=== Begin Enclosure ===
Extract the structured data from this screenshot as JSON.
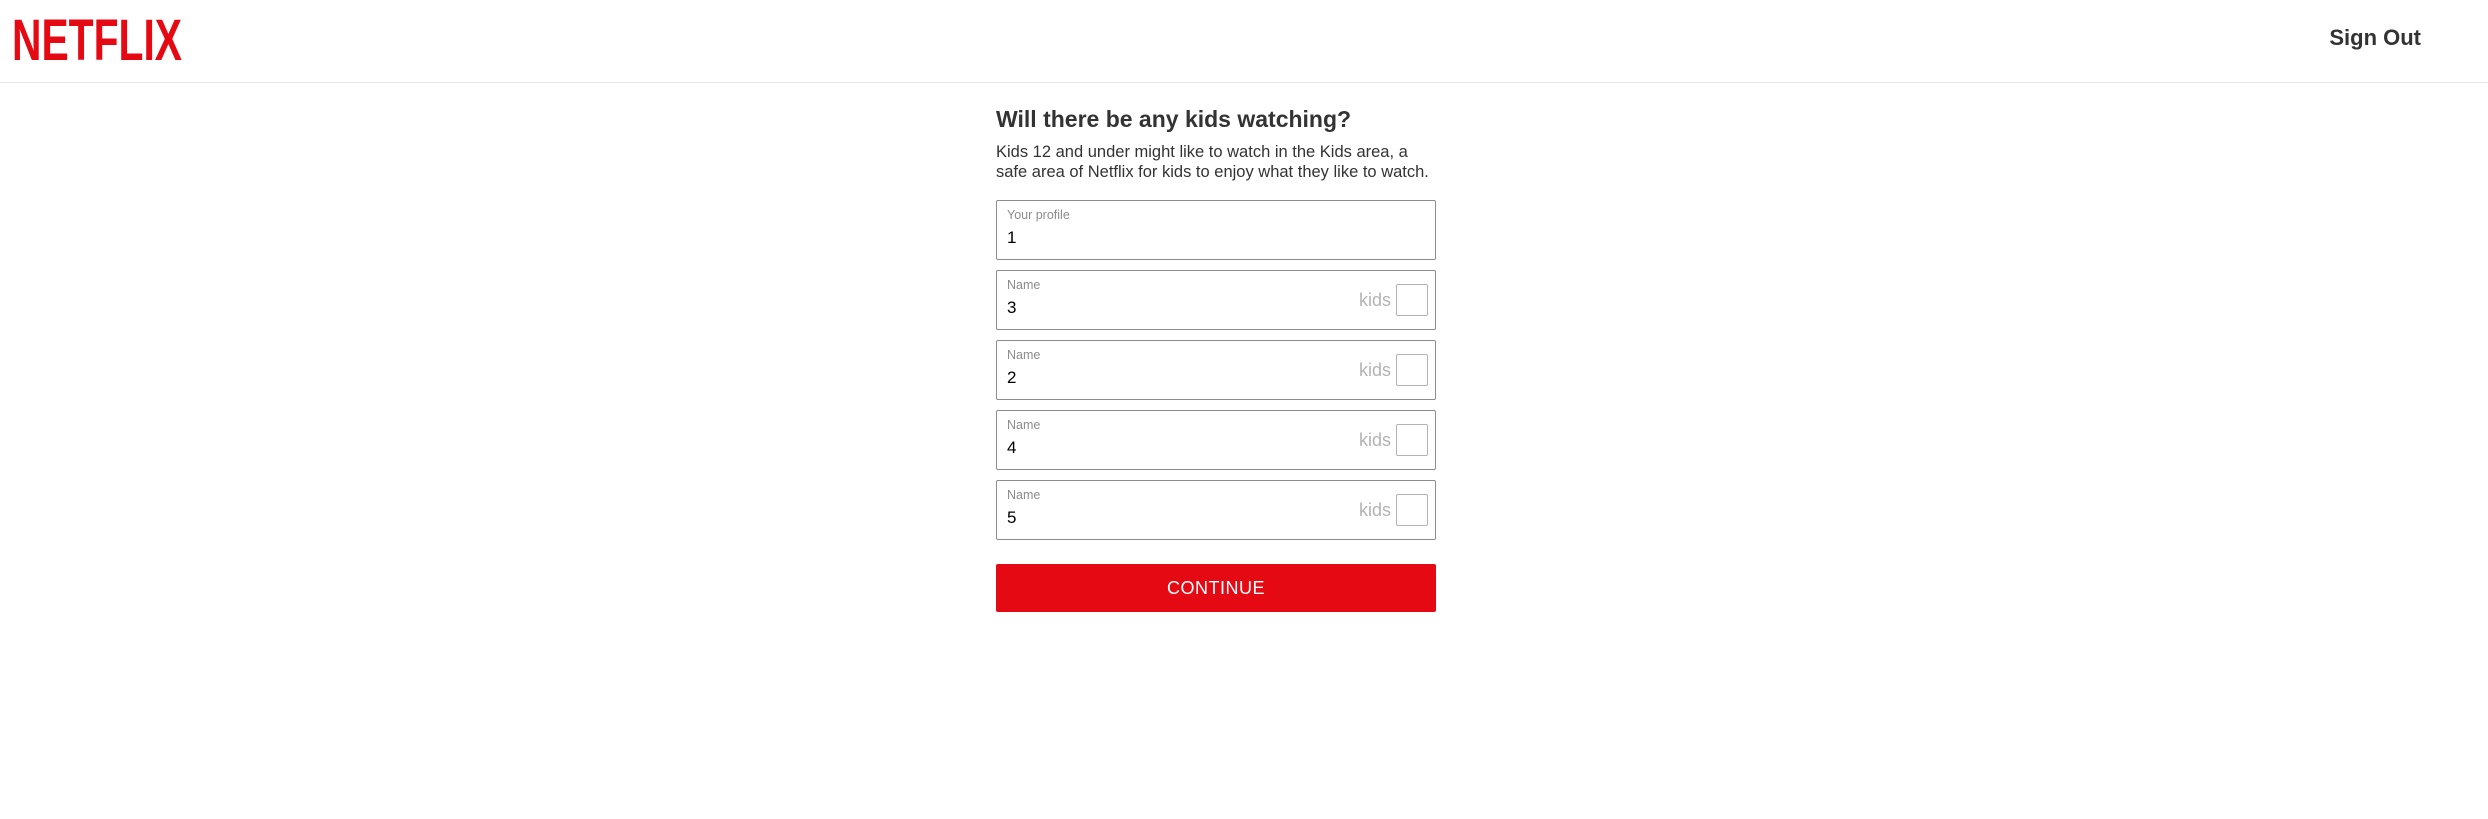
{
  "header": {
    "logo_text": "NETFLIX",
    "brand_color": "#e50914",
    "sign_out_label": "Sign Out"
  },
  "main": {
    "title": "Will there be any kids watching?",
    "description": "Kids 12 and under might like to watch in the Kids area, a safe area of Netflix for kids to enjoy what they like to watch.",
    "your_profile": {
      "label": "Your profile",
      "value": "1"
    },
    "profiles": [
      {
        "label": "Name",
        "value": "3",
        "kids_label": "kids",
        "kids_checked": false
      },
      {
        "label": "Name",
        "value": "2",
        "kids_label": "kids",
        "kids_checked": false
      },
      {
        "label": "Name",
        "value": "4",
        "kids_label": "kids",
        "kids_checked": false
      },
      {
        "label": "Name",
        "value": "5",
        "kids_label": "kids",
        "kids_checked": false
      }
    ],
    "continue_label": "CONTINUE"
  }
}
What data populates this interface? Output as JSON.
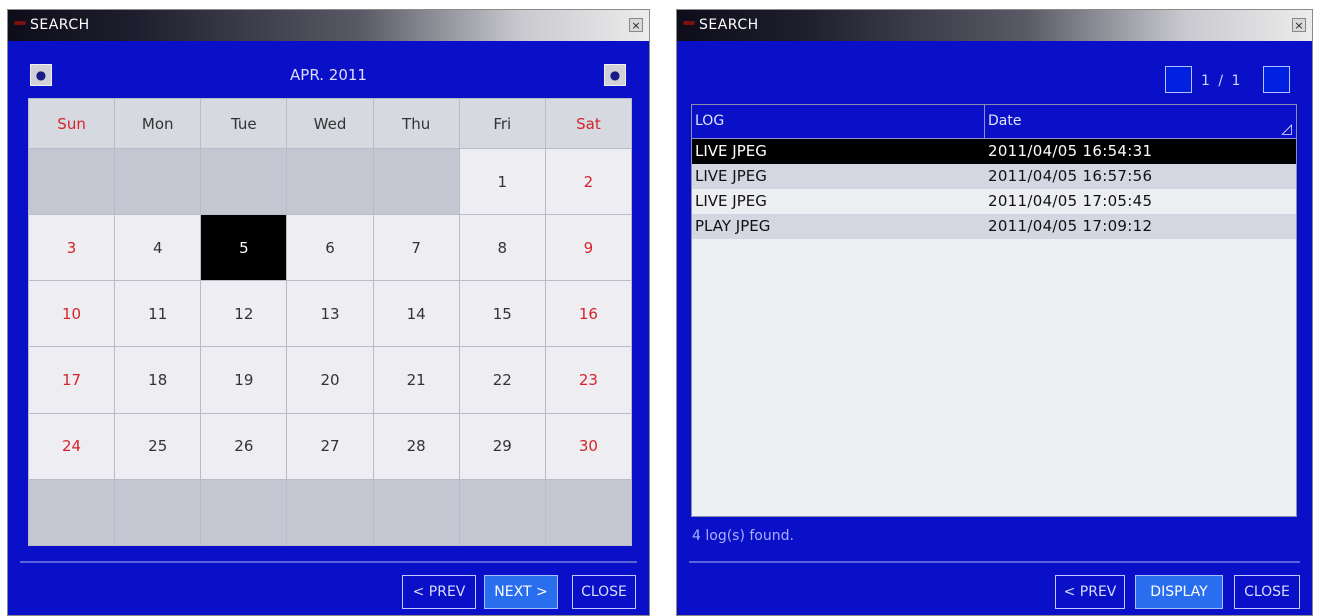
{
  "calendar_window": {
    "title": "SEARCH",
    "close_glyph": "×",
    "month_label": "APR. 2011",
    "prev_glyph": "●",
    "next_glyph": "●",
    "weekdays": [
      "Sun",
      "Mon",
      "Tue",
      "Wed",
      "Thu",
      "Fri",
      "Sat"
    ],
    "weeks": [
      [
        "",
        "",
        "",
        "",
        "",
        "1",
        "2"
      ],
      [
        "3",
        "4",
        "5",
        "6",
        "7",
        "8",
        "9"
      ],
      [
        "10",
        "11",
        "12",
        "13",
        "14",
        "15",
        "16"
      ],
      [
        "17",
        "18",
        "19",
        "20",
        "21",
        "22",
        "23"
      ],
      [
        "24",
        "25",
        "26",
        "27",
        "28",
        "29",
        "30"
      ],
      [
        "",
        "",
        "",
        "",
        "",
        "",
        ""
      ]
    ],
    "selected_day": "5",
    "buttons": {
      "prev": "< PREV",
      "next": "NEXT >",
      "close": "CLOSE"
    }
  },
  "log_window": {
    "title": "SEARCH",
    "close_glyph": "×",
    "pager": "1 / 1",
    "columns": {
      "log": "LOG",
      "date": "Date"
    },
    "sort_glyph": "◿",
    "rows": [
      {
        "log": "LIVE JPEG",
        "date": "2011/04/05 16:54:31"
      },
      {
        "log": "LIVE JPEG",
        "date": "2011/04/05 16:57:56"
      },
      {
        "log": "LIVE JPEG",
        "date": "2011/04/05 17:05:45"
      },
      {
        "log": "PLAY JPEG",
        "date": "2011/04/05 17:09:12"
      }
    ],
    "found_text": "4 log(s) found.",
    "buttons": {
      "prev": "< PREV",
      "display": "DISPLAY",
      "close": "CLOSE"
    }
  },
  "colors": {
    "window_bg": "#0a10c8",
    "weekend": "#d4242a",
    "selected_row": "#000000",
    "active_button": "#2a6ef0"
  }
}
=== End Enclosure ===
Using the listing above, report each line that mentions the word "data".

Extract the structured data from this screenshot as JSON.
What data populates this interface? Output as JSON.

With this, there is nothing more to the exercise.